Adelman, Clifford
Institute for Higher Education Policy. 2009

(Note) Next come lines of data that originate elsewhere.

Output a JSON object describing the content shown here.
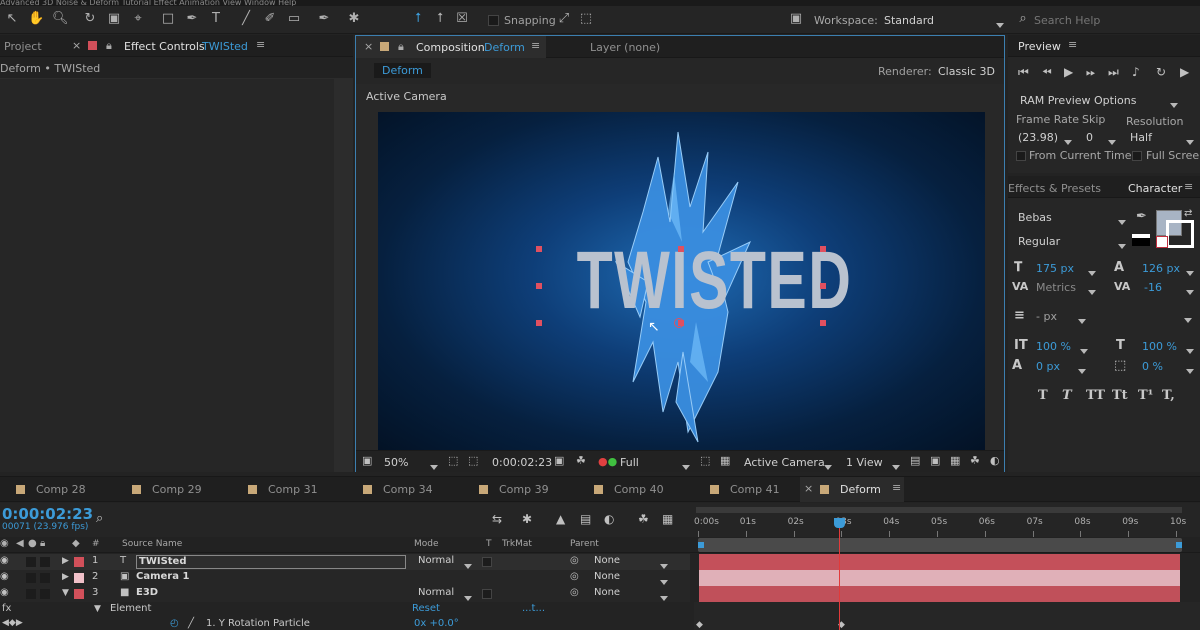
{
  "window_title": "Advanced 3D Noise & Deform Tutorial   Effect   Animation   View   Window   Help",
  "toolbar": {
    "snapping_label": "Snapping",
    "workspace_label": "Workspace:",
    "workspace_value": "Standard",
    "search_placeholder": "Search Help"
  },
  "left_panel": {
    "project_tab": "Project",
    "effect_controls_label": "Effect Controls",
    "effect_controls_target": "TWISted",
    "breadcrumb": "Deform • TWISted"
  },
  "comp_panel": {
    "tab_label": "Composition",
    "tab_target": "Deform",
    "layer_tab": "Layer (none)",
    "comp_button": "Deform",
    "renderer_label": "Renderer:",
    "renderer_value": "Classic 3D",
    "view_label": "Active Camera",
    "viewer_title_text": "TWISTED",
    "footer": {
      "zoom": "50%",
      "timecode": "0:00:02:23",
      "resolution": "Full",
      "camera": "Active Camera",
      "views": "1 View"
    }
  },
  "preview_panel": {
    "title": "Preview",
    "ram_preview": "RAM Preview Options",
    "frame_rate_label": "Frame Rate",
    "skip_label": "Skip",
    "resolution_label": "Resolution",
    "frame_rate_value": "(23.98)",
    "skip_value": "0",
    "resolution_value": "Half",
    "from_current_time": "From Current Time",
    "full_screen": "Full Screen"
  },
  "character_panel": {
    "effects_tab": "Effects & Presets",
    "title": "Character",
    "font": "Bebas",
    "style": "Regular",
    "font_size": "175 px",
    "leading": "126 px",
    "kerning": "Metrics",
    "tracking": "-16",
    "stroke_width": "- px",
    "vertical_scale": "100 %",
    "horizontal_scale": "100 %",
    "baseline_shift": "0 px",
    "tsume": "0 %",
    "style_buttons": [
      "T",
      "T",
      "TT",
      "Tt",
      "T¹",
      "T,"
    ],
    "fill_color": "#a8b4c4",
    "stroke_color": "#ffffff"
  },
  "comp_tabs": [
    {
      "label": "Comp 28",
      "color": "#c8a878"
    },
    {
      "label": "Comp 29",
      "color": "#c8a878"
    },
    {
      "label": "Comp 31",
      "color": "#c8a878"
    },
    {
      "label": "Comp 34",
      "color": "#c8a878"
    },
    {
      "label": "Comp 39",
      "color": "#c8a878"
    },
    {
      "label": "Comp 40",
      "color": "#c8a878"
    },
    {
      "label": "Comp 41",
      "color": "#c8a878"
    },
    {
      "label": "Deform",
      "color": "#c8a878"
    }
  ],
  "timeline": {
    "timecode": "0:00:02:23",
    "frames": "00071 (23.976 fps)",
    "columns": {
      "num": "#",
      "source_name": "Source Name",
      "mode": "Mode",
      "t": "T",
      "trkmat": "TrkMat",
      "parent": "Parent"
    },
    "ruler_ticks": [
      "0:00s",
      "01s",
      "02s",
      "03s",
      "04s",
      "05s",
      "06s",
      "07s",
      "08s",
      "09s",
      "10s"
    ],
    "playhead_seconds": 2.96,
    "layers": [
      {
        "num": "1",
        "name": "TWISted",
        "mode": "Normal",
        "parent": "None",
        "color": "#d2505a",
        "track_color": "#c4505a"
      },
      {
        "num": "2",
        "name": "Camera 1",
        "mode": "",
        "parent": "None",
        "color": "#f0c0c8",
        "track_color": "#e0b0b8"
      },
      {
        "num": "3",
        "name": "E3D",
        "mode": "Normal",
        "parent": "None",
        "color": "#d2505a",
        "track_color": "#c0505a"
      }
    ],
    "element_label": "Element",
    "reset_label": "Reset",
    "reset_dots": "...t...",
    "property_label": "1. Y Rotation Particle",
    "property_value": "0x +0.0°"
  }
}
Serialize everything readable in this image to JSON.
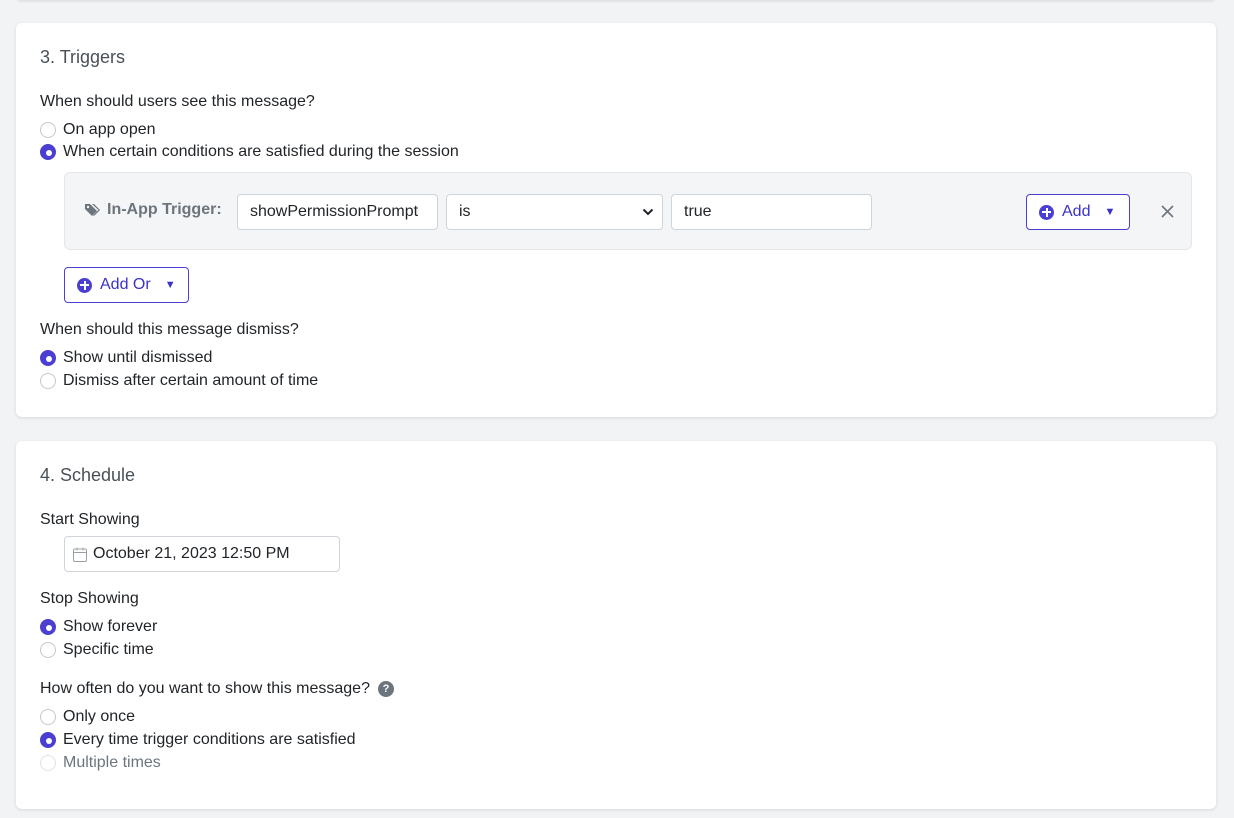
{
  "triggers": {
    "title": "3. Triggers",
    "when_label": "When should users see this message?",
    "when_options": [
      {
        "label": "On app open",
        "checked": false
      },
      {
        "label": "When certain conditions are satisfied during the session",
        "checked": true
      }
    ],
    "condition": {
      "label": "In-App Trigger:",
      "field_value": "showPermissionPrompt",
      "operator_value": "is",
      "value": "true",
      "add_label": "Add"
    },
    "add_or_label": "Add Or",
    "dismiss_label": "When should this message dismiss?",
    "dismiss_options": [
      {
        "label": "Show until dismissed",
        "checked": true
      },
      {
        "label": "Dismiss after certain amount of time",
        "checked": false
      }
    ]
  },
  "schedule": {
    "title": "4. Schedule",
    "start_label": "Start Showing",
    "start_value": "October 21, 2023 12:50 PM",
    "stop_label": "Stop Showing",
    "stop_options": [
      {
        "label": "Show forever",
        "checked": true
      },
      {
        "label": "Specific time",
        "checked": false
      }
    ],
    "frequency_label": "How often do you want to show this message?",
    "frequency_options": [
      {
        "label": "Only once",
        "checked": false
      },
      {
        "label": "Every time trigger conditions are satisfied",
        "checked": true
      },
      {
        "label": "Multiple times",
        "checked": false,
        "disabled": true
      }
    ]
  },
  "colors": {
    "accent": "#4a3fd1",
    "background": "#f2f3f5"
  }
}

The title of this document is a deliberate play on the title of the biennial reports on the progress of Bologna produced by the European Students’ Union, “Bologna With Student Eyes.” It is a way of paying tribute to student involvement in the Bologna reforms, and marking a parallel student working participation in the state system “Tuning” study groups in the U.S. This monograph, an expansion of the previous Bologna Club essay, draws on hundreds of documents in 8 languages, interviews with principal actors in 9 countries, and suggestions from two rounds of European reviewers, to bring to a broad academic audience in the United States an analysis of what European higher education authorities, academic leaders, faculty, and students have learned over the first decade of their considerable efforts, particularly in the challenging matters of: (1) student learning outcomes (set in what are called “qualification frameworks”); (2) the relationship of these frameworks to credits and curriculum reform; (3) the construction of new paths to student participation in higher education, including refinement of “short-cycle” degrees analogous to our Associate’s, and combinations of e-learning and part-time status; (4) the reflection of all of this in the documentation of student attainment called “Diploma Supplements,” and the expansion of this documentation in a lifelong “Europass’ (5) the establishment of a “zone of mutual trust” through an all-encompassing culture of quality assurance, and an international accreditation register; and (6) consolidating and hence clarifying the myriad of academic credentials offered across 46 countries into common “cycles,” which, in combination with qualification frameworks, a common credit system, and quality assurance, assures the recognition of degrees across national borders. These highlights help clarify, for North American readers, what Bologna is and what it is not. Some of them are extraordinarily relevant to challenges that face U.S. higher education, and are particularly applicable to accountability and access issues–in ways we simply have not considered. This document urges us to learn something from beyond our own borders that just might help us rethink our higher education enterprise. Thirteen Chapters comprise this report. They are: (1) A Tapestry of Change; (2) The Core of Bologna, Line I: Qualification Frameworks; (3) The Core of Bologna, Line II: Qualification Frameworks from the Ground-Up: the “Tuning” model and its Analogues; (4) The “Bologna-Code:” Learning Outcomes and Competences; (5) The Core of Bologna, Line III: The European Credit Transfer and Accumulation System (ECTS); (6) The Core of Bologna, Line IV: Closing the Loop with The Diploma Supplement; (7) Coda to the Accountability Loop: Quality Assurance; (8) The Core of Bologna, Line V: A Different Kind of Visit With Degree Cycles; (9) The Social Dimension of Bologna: Providing Multiple Pathways; (10) The External Dimension: Bologna Faces the World; (11) The Larger Language Landscape; (12) Bologna 2020: What is Left to be Done?; and (13) What Should the U.S. Learn?: Epiphanies for Our Eyes. Appended are: (A) Our European Colleagues; Our Translation Assistance; (B) 2007 Status of Core Bologna Features and Enabling Legislation in 46 Countries; and (C) Institutions from Which Diploma Supplements Were Received and Examined. (Contains 14 figures and 4 tables.) [For the document, “Bologna with Student Eyes, 2007,” see ED500451.]